Resist Trump Tuesday, November 20, 2018
Nancy Pelosi has for the moment defused the challenge by a small group of House members from districts more moderate than the average Democratic district who oppose her bid to be speaker of the House in the new Congress. This is in part a testament to Pelosi's political skills and willingness to accommodate other voices and viewpoints in her caucus. The conspicuous absence of so much as a dark-horse alternative also has something to do with it.
Opposition to Pelosi comes less from hotheads on the left than from members in contested districts who believe they are representing their constituents by refusing to vote for the comrade from California. I am not questioning the integrity of those who took an anti-Pelosi stance they thought needed to be taken to win their races. Unfortunately, this puts them in a minority faction whose options are to torpedo Pelosi or find a way to finesse campaign commitments that however skillfully done could leave them open to charges of hypocrisy.
Jeanne d'Arc Ocasio-Cortez says she will support the most progressive candidate for speaker. That would be Pelosi unless someone else steps forward. A progressive who would satisfy Ocasio-Cortez would hardly be palatable to some of the signatories of the notorious letter pledging to oppose Pelosi, thus leaving the caucus at the same impasse. Ocasio-Cortez is in line with the thinking among progressives generally.The firebrands at MoveOn, Daily Kos, and Indivisible warn that Democrats who vote against Pelosi can expect a backlash and perhaps opposition from the left in the next primary (I'm not crazy about this tactic, but it's being floated). In the meantime progressives and centrists alike will try to use what leverage they have to extract concessions from the presumptive speaker.

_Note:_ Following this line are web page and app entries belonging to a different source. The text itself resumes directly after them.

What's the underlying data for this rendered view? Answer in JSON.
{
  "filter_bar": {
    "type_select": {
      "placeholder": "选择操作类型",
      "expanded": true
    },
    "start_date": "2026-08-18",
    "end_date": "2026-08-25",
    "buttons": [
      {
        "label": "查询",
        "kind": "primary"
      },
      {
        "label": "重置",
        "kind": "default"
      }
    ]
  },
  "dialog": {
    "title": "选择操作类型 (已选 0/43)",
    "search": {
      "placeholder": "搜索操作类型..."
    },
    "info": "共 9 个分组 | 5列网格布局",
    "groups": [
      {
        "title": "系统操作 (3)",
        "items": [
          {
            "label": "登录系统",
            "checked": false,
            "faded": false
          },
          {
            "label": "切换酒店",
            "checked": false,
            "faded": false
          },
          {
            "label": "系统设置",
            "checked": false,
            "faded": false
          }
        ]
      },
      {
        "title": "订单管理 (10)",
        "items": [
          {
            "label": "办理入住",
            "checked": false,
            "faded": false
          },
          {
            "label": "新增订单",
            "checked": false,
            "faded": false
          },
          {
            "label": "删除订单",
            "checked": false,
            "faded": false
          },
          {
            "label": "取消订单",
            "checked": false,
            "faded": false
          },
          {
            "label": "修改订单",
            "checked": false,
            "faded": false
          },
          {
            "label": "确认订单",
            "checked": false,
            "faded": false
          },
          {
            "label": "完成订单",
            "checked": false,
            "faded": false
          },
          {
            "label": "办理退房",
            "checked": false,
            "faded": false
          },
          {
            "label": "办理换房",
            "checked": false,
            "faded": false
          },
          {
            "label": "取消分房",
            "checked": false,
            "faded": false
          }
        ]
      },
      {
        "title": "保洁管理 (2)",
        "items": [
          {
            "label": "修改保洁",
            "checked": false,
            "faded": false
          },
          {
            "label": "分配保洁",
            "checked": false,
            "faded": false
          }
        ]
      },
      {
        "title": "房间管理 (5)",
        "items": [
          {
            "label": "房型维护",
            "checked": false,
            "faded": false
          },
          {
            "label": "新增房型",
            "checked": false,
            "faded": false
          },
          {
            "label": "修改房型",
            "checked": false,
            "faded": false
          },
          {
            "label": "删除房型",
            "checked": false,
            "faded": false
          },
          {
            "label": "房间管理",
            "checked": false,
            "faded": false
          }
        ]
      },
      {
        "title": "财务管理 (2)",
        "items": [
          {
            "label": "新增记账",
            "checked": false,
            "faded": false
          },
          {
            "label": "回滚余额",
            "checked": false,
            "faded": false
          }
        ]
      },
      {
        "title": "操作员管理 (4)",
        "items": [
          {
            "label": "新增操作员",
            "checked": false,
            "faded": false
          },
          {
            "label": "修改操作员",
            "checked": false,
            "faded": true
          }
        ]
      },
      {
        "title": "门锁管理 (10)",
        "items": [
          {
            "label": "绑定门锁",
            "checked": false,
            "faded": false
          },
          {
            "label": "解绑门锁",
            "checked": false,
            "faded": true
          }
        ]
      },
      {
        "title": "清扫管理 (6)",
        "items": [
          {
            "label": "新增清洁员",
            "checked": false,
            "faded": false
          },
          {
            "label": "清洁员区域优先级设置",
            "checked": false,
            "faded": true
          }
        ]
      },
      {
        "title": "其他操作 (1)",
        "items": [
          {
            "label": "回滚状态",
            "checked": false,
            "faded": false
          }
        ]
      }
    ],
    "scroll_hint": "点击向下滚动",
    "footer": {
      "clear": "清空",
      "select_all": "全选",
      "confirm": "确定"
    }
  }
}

The situation illustrates a challenge Democrats have yet to come to grips with. I see it as a challenge for myself that I have yet to come to grips with. There has to be a place in the party for people more conservative than I am, much less Ocasio-Cortez, et al., if for no other reason than that the Dems need them to get to a majority in the House and Senate. There has to be a way for those voices to be heard and their participation to be meaningful without giving them a veto that allows a minority to impose its will on the majority. Pelosi did just that in her dealings with Marcia Fudge and Brian Higgins, and I anticipate she will with others as well, which no doubt will bring criticism from all sides for pandering to other sides. To her credit she seems to be able to handle it. I still think the Democrats and the country will be best served by having Pelosi as speaker for the next two years.
I may be wrong about everything here. It would not be the first time.
Perry Bacon Jr., Who Could Become Speaker Of The House If Pelosi Doesn’t?, FiveThirtyEight, November 20, 2018
Philip Bump, How the opposition to Pelosi as speaker compares to the rest of the Democratic caucus, Washington Post, November 19, 2018
Nolan D. McCaskill, More Dems threaten to withhold support for Pelosi, Politico, November 22, 2018
Ella Nilsen, Why House progressives have Nancy Pelosi’s back, Vox, November 21, 2018
Chris Mills Rodrigo, Ocasio-Cortez: Pelosi has my support, The Hill, November 21, 2018
Matthew Yglesias, The time Nancy Pelosi saved social security, Vox, November 21, 2018
Earlier this month the blog's verbiage meter nudged over 100,000 words for 2018. This is at most a minor accomplishment, no cause for horn tooting, being a measure of quantity only when it is quality that matters. The output does count for something, though, insofar as it is a benchmark, evidence of discipline and stubbornness that takes me regularly to my desk. Maybe too it is a measure of discontent with who I am and what I have made of myself to this point. I keep at it. I go on.
Keep the faith.